> Assignment: Whenever "Share" appears in a line of the entries below, that line counts; give the total only.

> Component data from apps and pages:
◆ ◆ ◆

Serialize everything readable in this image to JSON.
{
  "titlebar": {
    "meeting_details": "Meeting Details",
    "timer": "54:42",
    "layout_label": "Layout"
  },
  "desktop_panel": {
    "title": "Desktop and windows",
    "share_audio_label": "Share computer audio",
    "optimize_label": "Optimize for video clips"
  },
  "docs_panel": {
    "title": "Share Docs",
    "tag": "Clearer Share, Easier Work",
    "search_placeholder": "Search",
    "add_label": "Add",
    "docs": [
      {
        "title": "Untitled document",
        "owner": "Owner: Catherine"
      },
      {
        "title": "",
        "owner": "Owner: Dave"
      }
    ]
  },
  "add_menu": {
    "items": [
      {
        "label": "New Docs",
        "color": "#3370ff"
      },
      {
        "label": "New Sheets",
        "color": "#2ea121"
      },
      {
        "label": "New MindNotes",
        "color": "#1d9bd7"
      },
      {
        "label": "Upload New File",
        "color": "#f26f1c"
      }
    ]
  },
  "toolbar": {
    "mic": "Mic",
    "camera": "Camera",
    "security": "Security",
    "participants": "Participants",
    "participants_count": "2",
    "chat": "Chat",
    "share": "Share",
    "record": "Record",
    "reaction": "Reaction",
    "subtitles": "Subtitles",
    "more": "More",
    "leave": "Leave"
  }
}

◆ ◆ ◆

> Result for this exercise: 4